> [TASK PROMPT] Keep every line of the data below that has the string "Sevastopol" and present those lines.

> [INPUT FOR THIS TASK]
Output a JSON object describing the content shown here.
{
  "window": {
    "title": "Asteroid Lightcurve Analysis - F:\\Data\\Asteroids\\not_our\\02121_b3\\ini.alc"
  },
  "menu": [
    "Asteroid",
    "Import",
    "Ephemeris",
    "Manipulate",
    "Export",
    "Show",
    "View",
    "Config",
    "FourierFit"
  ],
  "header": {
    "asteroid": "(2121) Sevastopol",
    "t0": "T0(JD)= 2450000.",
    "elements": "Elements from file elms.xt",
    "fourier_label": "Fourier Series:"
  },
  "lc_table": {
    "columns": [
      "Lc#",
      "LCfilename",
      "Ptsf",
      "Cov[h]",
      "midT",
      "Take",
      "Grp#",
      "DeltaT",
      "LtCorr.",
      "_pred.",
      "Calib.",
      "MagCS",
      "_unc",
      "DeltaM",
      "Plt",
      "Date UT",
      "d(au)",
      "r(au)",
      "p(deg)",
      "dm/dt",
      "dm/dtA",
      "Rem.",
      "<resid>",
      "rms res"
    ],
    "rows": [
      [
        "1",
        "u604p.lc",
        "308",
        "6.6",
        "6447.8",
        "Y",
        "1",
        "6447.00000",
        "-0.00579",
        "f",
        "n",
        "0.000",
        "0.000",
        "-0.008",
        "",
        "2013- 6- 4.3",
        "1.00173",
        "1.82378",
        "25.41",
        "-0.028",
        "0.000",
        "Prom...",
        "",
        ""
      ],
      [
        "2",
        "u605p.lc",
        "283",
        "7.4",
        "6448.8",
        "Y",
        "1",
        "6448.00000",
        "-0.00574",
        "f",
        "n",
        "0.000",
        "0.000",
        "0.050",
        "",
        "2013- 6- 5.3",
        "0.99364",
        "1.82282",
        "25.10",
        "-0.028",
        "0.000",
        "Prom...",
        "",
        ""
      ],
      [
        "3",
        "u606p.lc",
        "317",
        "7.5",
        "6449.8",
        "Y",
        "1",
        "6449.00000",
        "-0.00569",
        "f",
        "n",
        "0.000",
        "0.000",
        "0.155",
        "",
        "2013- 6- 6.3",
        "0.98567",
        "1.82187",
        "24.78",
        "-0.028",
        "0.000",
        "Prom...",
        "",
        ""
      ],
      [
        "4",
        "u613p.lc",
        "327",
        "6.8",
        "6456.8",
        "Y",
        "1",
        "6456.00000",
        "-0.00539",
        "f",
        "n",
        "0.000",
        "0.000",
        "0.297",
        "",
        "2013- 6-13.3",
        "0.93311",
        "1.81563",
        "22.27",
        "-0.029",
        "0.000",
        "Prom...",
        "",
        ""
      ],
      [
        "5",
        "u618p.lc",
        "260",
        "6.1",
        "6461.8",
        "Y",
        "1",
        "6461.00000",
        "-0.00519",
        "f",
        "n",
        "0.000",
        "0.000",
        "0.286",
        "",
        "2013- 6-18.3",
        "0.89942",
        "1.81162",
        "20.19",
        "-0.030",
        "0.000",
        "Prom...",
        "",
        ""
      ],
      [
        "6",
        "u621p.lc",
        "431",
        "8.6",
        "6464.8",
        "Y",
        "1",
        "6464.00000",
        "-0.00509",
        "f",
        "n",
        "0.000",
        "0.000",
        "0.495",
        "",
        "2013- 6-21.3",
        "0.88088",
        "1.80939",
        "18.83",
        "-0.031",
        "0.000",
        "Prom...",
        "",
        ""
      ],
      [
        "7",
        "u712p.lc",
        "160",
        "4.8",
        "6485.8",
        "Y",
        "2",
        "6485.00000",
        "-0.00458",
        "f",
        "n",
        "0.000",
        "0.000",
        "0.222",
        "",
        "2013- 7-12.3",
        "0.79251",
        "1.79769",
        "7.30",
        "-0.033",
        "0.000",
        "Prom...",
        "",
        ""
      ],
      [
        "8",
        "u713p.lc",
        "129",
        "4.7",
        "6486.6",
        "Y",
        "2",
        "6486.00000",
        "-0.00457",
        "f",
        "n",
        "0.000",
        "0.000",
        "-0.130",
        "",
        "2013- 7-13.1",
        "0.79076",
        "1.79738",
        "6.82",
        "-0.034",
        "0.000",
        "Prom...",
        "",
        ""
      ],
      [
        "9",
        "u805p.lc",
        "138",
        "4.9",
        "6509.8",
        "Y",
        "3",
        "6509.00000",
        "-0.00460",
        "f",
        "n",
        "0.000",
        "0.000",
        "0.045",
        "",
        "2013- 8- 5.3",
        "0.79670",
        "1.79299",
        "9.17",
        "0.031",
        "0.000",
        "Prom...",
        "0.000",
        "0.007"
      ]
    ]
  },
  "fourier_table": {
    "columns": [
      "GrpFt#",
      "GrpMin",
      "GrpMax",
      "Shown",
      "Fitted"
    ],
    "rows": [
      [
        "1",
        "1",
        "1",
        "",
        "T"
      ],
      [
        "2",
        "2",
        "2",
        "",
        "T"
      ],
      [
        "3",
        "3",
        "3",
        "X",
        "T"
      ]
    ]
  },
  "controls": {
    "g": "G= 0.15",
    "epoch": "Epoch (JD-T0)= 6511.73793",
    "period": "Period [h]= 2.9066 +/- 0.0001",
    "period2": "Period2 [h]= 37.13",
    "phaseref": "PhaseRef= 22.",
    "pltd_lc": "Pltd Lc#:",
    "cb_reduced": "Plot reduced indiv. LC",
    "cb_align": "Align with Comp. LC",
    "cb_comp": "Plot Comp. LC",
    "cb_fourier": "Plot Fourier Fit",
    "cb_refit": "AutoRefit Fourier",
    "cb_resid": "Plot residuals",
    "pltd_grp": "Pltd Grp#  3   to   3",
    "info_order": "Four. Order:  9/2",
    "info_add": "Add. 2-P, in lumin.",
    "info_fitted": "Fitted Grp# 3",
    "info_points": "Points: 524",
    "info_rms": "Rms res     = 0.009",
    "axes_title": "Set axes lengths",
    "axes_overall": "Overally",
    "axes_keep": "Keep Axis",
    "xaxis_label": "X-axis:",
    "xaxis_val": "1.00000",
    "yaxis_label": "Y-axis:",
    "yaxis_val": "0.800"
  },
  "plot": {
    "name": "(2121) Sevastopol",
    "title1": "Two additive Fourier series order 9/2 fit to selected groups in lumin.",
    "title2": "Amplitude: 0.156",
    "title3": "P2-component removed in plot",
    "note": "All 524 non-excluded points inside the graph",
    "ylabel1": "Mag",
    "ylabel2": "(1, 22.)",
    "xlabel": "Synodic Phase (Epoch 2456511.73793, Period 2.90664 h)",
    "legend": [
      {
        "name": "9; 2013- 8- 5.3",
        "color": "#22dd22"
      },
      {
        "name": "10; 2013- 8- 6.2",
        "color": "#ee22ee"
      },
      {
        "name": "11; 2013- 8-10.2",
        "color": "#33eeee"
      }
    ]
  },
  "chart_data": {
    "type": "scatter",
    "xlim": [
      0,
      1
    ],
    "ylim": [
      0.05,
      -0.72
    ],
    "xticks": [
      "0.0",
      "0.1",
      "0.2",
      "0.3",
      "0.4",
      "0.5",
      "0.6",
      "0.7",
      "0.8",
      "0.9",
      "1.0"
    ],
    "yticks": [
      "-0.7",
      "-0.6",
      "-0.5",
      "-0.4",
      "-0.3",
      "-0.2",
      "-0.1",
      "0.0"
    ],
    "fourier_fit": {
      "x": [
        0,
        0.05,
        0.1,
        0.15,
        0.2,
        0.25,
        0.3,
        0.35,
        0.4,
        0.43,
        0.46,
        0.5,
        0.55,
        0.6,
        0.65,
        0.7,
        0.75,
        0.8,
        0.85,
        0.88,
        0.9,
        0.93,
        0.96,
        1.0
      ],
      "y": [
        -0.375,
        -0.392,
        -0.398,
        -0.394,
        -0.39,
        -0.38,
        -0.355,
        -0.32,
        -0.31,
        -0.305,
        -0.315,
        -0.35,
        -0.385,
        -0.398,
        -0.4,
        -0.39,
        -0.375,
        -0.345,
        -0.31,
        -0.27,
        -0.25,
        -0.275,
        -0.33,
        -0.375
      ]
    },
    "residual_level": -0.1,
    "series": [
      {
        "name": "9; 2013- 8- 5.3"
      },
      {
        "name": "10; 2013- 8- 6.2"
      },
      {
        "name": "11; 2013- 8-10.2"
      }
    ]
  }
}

> [THE COMPLETED TASK]
    "asteroid": "(2121) Sevastopol",
    "name": "(2121) Sevastopol",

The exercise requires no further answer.